Levels of mastitis higher than you would have liked? Getting penalised for unsatisfactory cell count results? Or is increased bactoscan holding back farm performance? Our udder health service will offer you the independent advice that your enterprise deserves.


A. Milk Plant Dynamic Testing

During a dynamic test, the milk parlour is being tested during milking while the cows are being milked. At that time, the milk plant is under stress and will behave differently to the static one. Some cows are in full milk-flow, others are finishing milking or some have kicked the units off. During the dynamic test we use one of more vacuum trace recorder devices, which produce graphs similar to an ECG (electro-cardio-gram). This allows us to assess the health of the milk plant.

We shall give your milking plant the attention it deserves, ensuring we uncover underlying issues.

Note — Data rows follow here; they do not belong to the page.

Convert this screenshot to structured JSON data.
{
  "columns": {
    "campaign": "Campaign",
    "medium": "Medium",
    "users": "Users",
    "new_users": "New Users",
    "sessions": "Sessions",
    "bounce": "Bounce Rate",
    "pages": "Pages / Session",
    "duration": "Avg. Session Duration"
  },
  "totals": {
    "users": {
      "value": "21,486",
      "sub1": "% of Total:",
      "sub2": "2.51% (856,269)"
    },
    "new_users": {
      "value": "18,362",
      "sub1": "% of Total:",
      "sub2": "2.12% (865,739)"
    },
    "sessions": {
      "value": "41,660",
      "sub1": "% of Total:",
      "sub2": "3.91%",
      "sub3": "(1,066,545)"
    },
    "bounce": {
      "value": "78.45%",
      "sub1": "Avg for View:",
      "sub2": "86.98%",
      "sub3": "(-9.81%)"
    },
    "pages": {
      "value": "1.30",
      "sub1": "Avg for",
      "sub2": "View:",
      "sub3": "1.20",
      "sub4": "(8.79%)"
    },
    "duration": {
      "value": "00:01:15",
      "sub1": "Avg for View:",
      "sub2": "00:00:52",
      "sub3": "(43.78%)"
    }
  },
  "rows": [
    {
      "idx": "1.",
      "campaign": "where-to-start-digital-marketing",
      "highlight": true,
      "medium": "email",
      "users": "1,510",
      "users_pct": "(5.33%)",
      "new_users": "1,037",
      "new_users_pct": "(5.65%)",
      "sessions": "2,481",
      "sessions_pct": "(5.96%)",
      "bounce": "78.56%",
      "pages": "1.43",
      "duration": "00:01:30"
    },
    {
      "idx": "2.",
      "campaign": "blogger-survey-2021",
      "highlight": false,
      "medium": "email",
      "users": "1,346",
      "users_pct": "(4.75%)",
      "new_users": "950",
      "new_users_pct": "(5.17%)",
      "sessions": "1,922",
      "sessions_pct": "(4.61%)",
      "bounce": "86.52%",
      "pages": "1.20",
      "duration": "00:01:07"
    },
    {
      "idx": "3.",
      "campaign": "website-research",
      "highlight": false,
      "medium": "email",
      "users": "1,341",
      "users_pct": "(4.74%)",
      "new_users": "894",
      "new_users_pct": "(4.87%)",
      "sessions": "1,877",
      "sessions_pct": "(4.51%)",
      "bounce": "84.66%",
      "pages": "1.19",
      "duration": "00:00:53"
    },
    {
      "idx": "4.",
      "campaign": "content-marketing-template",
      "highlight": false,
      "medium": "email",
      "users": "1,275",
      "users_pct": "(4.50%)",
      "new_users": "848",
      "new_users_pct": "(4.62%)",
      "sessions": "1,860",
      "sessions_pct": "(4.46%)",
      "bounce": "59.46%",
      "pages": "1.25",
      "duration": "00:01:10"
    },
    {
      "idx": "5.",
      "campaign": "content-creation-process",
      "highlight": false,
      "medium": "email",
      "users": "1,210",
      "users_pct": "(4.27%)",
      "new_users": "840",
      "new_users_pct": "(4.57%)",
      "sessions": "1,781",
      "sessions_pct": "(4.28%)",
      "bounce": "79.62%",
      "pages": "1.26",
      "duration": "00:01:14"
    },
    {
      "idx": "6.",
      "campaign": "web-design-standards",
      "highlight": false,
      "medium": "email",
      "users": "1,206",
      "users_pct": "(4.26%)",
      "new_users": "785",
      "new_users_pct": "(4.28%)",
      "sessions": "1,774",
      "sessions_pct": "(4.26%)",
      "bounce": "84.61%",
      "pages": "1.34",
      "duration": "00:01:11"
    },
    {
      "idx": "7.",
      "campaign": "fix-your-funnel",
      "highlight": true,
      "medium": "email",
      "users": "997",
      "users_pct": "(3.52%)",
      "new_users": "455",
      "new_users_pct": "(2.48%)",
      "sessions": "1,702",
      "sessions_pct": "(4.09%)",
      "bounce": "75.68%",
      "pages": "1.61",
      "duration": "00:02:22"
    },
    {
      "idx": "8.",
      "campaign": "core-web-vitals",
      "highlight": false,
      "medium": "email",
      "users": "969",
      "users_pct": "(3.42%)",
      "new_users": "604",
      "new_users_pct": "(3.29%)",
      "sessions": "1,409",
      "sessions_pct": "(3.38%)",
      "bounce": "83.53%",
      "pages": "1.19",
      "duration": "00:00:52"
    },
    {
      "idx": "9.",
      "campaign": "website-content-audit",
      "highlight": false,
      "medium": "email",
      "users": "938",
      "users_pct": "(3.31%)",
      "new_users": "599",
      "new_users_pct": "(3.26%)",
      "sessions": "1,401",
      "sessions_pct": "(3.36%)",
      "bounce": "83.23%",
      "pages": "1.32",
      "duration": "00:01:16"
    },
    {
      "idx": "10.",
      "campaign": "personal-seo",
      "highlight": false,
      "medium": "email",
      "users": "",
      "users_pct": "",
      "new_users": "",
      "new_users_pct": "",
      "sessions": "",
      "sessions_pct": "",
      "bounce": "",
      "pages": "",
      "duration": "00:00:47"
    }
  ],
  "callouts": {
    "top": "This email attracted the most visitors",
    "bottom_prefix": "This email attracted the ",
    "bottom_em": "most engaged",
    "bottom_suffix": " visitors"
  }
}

We shall test your milk machine using the latest equipment available, we normally connect three Vadia devices in the milk lines, one Vadia and one ATV devices in the pulsation lines.

Some of the issues we examine during a dynamic test:

  • Diagnose teat-end damage and assess ACR function
  • Check how well the milk pump removes the milk away from the cow
  • Decide which are the best liners for your cows
  • Assess pre-milking teat preparation
  • Identify pulsation issues during milking

B. Milk Plant Static Testing & Bactoscan issues

By law all milk parlours need to have a static test carried out once a year, this is the equivalent of an vehicle MOT. We can test your milk parlour to a BS ISO 6690 standard.

Also, we can test your milk plant during the wash phase and identify any issues that contribute to a high bactoscan.


C. Teat Scoring and Teat Measuring

The workhorse of a dairy farm is the milking parlour and it is the point that the milking cow visits one, two, three or more times a day to deposit the milk she produced. Inadequate milk plant vacuum levels and poor ability to flow milk away from the teat, will have a damaging effect on the cow’s teats. This damage can vary from the teat forming a “callus” or hyperkeratosis to full blown mastitis, and chronic high cell counts. Damaging the teat-end compromises one of the most important defences of the mammary gland against infection, with serious economic and welfare consequences.

We can work in conjunction with your parlour technician and help you decide which is the best milk liners for your cows udder confirmation.